● **WHAT THE EXERCISE ASKS**
Please state how many lines of the material contain "JSON", giving nothing but the number.

● **INPUT RECORDS**
§ §

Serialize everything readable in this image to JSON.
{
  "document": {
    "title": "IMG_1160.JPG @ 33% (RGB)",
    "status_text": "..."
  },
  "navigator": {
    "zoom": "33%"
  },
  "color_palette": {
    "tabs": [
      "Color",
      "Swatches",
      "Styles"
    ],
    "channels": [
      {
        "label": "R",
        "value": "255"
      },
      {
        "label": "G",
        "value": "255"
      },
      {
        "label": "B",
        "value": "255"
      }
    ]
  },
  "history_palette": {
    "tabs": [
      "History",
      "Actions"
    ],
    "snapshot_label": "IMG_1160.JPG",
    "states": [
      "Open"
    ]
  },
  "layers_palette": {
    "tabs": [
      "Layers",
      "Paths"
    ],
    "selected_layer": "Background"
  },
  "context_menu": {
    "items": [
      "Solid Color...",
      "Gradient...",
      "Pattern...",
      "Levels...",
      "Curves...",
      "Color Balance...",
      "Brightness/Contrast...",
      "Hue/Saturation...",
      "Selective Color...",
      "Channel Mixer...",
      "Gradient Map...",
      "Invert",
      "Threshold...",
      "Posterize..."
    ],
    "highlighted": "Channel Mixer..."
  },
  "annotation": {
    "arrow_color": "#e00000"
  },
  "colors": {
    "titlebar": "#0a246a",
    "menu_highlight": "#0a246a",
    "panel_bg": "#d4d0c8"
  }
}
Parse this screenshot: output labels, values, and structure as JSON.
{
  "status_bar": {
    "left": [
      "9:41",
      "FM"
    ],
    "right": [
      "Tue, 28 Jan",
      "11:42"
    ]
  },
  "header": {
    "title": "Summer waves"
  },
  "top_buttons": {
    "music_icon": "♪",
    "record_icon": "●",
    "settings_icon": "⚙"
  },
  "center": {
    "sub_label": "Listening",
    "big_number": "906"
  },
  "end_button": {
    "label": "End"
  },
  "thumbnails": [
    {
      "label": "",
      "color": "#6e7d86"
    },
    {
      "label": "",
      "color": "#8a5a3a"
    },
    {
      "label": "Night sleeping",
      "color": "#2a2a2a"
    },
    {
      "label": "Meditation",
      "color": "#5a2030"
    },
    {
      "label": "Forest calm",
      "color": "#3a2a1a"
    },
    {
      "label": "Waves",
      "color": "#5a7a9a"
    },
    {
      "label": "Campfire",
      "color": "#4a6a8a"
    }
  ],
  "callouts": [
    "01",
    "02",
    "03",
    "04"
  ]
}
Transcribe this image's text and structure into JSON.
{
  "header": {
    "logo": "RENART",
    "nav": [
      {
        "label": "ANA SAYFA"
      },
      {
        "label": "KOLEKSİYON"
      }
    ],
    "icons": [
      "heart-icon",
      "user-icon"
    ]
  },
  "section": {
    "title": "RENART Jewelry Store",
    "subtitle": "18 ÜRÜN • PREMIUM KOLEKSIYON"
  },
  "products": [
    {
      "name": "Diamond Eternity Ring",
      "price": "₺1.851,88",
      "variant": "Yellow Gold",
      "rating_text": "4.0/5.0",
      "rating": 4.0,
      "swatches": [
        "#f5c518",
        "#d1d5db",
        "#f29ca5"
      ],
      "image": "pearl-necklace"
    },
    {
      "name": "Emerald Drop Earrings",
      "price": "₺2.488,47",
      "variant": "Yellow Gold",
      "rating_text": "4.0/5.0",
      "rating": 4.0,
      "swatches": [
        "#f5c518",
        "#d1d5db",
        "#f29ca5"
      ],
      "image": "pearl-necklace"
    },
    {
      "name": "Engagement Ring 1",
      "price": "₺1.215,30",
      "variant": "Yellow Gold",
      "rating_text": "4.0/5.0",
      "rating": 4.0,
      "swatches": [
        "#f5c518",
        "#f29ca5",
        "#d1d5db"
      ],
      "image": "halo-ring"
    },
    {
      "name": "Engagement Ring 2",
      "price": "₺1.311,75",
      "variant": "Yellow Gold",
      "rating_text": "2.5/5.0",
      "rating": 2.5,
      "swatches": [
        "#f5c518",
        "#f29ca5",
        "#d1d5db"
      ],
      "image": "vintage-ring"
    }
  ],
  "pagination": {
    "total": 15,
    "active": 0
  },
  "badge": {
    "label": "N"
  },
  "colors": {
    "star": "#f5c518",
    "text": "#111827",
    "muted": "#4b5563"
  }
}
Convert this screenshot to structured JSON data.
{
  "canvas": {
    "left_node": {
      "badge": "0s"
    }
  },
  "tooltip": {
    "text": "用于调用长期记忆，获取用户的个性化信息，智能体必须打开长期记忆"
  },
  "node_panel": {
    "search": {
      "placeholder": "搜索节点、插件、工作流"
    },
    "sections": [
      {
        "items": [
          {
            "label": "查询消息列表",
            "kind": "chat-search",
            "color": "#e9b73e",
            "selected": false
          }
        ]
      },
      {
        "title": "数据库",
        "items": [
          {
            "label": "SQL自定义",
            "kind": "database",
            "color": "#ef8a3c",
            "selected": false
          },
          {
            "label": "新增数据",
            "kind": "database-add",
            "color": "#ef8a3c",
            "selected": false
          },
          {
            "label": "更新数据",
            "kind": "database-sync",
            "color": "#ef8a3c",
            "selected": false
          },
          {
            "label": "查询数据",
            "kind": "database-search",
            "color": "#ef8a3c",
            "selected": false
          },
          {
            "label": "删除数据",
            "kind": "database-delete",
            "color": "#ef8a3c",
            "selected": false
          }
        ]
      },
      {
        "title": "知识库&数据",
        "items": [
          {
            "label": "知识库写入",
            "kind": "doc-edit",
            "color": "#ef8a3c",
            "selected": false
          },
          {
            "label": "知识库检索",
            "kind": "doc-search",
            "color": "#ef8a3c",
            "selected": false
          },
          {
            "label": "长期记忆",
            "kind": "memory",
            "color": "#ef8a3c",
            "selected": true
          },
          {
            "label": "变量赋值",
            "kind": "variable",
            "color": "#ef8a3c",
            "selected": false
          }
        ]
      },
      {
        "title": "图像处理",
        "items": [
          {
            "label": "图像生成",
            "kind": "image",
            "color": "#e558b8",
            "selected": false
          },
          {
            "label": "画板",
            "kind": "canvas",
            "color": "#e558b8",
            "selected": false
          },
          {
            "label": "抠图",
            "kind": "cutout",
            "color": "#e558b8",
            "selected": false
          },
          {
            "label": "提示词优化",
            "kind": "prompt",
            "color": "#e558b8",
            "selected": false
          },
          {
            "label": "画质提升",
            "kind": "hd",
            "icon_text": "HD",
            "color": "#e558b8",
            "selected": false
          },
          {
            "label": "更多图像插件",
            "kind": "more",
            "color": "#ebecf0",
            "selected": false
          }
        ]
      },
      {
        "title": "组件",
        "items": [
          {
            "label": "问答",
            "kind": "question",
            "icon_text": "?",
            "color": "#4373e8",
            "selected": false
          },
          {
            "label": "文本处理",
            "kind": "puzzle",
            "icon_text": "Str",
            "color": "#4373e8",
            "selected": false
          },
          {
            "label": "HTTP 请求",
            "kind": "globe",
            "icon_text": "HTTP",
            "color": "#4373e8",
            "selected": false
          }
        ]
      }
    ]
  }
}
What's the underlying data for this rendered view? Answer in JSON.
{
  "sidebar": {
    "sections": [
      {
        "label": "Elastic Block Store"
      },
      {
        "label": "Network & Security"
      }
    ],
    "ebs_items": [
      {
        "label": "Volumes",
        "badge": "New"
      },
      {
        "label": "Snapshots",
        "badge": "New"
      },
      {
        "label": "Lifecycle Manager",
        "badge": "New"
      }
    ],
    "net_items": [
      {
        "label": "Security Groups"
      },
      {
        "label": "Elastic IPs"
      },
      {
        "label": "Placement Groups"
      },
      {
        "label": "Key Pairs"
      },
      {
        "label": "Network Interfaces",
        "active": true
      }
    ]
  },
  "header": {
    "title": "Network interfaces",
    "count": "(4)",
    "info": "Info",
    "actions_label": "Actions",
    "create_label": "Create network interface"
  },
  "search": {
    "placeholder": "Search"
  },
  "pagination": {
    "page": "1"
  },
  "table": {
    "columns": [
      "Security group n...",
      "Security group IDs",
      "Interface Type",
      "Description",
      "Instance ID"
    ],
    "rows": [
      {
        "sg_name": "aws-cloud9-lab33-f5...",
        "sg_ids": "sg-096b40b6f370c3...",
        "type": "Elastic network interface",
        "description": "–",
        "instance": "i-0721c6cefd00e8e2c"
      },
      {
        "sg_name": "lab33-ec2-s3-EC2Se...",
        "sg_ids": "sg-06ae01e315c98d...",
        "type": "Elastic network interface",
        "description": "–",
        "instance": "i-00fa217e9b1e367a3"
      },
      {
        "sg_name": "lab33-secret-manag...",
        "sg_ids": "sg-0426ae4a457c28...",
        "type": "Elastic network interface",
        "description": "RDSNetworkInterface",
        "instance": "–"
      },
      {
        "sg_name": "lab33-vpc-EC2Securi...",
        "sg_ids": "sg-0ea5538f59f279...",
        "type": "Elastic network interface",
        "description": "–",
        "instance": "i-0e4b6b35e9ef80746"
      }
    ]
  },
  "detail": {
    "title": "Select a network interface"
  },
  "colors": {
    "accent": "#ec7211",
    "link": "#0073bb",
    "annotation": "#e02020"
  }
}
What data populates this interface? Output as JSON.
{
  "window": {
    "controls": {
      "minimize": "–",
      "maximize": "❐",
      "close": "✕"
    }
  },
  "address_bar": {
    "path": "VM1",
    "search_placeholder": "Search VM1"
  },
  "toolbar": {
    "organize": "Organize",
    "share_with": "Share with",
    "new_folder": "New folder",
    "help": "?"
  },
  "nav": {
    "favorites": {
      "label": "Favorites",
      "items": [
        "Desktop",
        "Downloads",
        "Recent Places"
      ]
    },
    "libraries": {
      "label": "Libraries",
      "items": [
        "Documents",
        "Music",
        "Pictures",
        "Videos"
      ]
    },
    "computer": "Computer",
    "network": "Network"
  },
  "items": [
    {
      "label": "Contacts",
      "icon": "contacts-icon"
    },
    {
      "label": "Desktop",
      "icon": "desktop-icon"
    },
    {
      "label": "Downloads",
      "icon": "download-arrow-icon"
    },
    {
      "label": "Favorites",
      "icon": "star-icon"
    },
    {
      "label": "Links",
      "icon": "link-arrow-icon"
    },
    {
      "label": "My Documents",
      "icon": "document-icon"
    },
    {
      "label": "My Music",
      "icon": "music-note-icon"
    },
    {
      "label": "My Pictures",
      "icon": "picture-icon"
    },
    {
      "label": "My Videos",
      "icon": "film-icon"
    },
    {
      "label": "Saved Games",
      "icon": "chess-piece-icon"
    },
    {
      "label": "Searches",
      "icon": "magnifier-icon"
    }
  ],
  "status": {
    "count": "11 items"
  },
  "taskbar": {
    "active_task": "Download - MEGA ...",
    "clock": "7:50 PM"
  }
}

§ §

● **WRITTEN ANSWER**
6